The last thing Italian cyclist Ivan Basso expected when he competed in the Tour de France this year was a cancer diagnosis.  But after a pile up in the fifth stage – he got checked out – and in that check up – was found to have a lump on his nut, now diagnosed as testicular cancer.

He’s not alone.

When people discover I’ve been involved with Embarrassing Bodies, I see wide eyes, grimaces, and an enthusiastic shouting of either “I love that show” or “eewww, I can’t watch that“.  But the overwhelming question that follows is “Why do people go on that show?”.

Slotted into the third episode of Embarrassing Bodies Down Under is a hands on testicular examination.  Dr Christian and I show two young Aussie blokes how to examine their own nuts (I even get down on one knee for it).  It’s not rocket science, but knowing how to do it correctly makes a massive difference.

These two blokes volunteered for that!  They volunteered to drop their dacks on TV!!! So that EVERYONE could learn and a powerful message be delivered.

By doing so, they sent that message to all blokes out there – there’s no shame, you’ve all got one or two of them, have a feel every now and then.  They put aside their embarrassment (shame) in the hope someone out there would start regular checks, perhaps find a lump, get it checked out, and maybe, just maybe…..save a life.

And you know what?  It has.

I know for a fact that one young Aussie bloke out there watched this episode, checked his nuts out, and found a lump.  That lump was cancerReal testicular cancer.  He’s lost his nut, journeyed through gruelling chemotherapy, and come out the other side.

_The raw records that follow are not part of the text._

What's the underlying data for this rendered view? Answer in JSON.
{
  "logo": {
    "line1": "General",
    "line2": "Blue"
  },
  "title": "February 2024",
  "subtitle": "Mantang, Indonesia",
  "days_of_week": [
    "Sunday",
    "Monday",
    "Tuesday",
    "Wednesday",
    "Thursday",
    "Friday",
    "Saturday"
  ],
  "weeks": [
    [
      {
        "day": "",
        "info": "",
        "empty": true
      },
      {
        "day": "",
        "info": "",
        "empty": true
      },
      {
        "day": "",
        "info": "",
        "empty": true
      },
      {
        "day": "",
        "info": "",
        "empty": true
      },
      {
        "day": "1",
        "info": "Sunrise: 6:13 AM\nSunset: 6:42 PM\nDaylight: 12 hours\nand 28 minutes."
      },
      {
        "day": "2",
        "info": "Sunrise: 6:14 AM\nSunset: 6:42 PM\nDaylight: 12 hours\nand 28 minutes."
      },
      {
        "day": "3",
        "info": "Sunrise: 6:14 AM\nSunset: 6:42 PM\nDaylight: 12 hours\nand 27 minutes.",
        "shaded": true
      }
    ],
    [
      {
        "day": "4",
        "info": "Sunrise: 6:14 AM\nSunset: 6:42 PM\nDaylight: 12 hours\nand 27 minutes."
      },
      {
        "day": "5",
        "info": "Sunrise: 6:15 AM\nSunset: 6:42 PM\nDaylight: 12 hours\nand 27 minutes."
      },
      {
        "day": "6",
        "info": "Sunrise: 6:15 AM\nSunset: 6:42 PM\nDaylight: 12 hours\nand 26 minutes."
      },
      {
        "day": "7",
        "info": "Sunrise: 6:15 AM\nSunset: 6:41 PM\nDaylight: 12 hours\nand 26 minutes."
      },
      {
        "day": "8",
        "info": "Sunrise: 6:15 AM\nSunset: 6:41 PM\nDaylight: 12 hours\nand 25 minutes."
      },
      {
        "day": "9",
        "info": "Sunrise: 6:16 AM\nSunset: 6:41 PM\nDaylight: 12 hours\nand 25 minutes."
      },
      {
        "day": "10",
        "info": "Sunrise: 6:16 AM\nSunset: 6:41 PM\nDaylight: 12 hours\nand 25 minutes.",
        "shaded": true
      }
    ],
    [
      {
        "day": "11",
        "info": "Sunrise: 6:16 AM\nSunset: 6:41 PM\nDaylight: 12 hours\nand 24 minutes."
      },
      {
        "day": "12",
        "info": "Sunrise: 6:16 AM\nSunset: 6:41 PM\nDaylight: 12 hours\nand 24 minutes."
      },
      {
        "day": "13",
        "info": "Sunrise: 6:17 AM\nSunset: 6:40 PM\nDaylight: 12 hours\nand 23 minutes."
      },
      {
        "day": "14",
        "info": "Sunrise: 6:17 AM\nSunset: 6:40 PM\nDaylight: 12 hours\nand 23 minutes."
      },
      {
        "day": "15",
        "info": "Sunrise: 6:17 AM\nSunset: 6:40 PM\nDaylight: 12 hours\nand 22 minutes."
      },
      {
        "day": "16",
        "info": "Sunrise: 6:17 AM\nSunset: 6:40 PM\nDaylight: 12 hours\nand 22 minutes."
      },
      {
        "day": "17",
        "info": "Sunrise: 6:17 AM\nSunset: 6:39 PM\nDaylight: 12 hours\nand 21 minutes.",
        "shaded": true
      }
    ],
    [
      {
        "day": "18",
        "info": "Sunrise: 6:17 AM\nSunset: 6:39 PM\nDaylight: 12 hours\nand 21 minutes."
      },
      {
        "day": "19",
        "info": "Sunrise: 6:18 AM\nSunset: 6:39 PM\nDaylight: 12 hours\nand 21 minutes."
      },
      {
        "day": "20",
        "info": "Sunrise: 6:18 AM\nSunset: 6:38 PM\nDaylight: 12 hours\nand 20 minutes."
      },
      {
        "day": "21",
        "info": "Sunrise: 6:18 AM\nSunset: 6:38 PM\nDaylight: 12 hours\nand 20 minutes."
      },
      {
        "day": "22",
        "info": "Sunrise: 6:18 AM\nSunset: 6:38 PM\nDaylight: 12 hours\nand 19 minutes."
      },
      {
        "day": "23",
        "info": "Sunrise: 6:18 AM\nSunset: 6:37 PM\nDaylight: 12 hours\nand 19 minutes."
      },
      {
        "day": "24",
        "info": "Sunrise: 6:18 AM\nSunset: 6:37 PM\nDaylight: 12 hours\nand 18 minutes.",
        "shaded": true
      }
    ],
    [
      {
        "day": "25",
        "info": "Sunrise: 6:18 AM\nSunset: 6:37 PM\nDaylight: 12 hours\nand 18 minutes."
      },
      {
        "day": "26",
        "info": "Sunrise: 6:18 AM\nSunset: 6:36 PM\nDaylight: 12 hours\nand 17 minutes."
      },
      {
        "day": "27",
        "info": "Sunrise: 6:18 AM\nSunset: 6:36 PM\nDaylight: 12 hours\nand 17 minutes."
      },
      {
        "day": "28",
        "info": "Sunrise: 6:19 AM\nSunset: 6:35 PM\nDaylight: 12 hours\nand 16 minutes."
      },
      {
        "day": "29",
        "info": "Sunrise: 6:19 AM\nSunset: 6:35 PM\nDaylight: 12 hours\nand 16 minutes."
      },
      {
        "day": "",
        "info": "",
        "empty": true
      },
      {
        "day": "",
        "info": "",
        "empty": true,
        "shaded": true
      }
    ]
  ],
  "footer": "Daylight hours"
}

Those two blokes saved his life.

So, some of the reasons people go on this show are to help educate, help break down stigma and shame, help dispell the falacy that doctors are judgmental or scarey. And maybe, just maybe, others get the courage to go see a doctor – sooner rather than later.

Testicular Cancer

Testicular cancer is the most common malignancy in males between the ages of 15 and 35 years. The incidence of testicular cancer has been risinging over the past three decades, but it is relatively rare, accounting for only about 1 percent of cancers in ALL men, but a much higher proportion of cancers in YOUNG men.

Well-established risk factors for testicular cancer include a history of an undescended testis, a family history of testicular cancer, or a history of testicular cancer in the other nut.

Testicular cancers have few symptoms, often found incidently after a knock or blow to the groin (thats how Ivan Basso found it – after a crash and his nut was sore) which then leads the bloke to examine themselves, finding a lump, swollen testicle, or hardening of the testicle.  Some may just feel some ache or heaviness in the scrotum.

Thankfully prognosis is excellent with early diagnosis and treatment.  95% of testicular cancers are one particular type – which carries a 90%++ cure rate.  But the key point is – you need the right treatment pretty damned quickly.  Once diagnosed the testicle is usually removed within 24hours, and chemotherapy started within a week.  Move fast and the odds are WAY in your favour.

Blokes – Check your nuts out.  Please.

Ladies – Don’t be shy, you could help too you know 😉

Cheers,

Dr Sam.
July 2015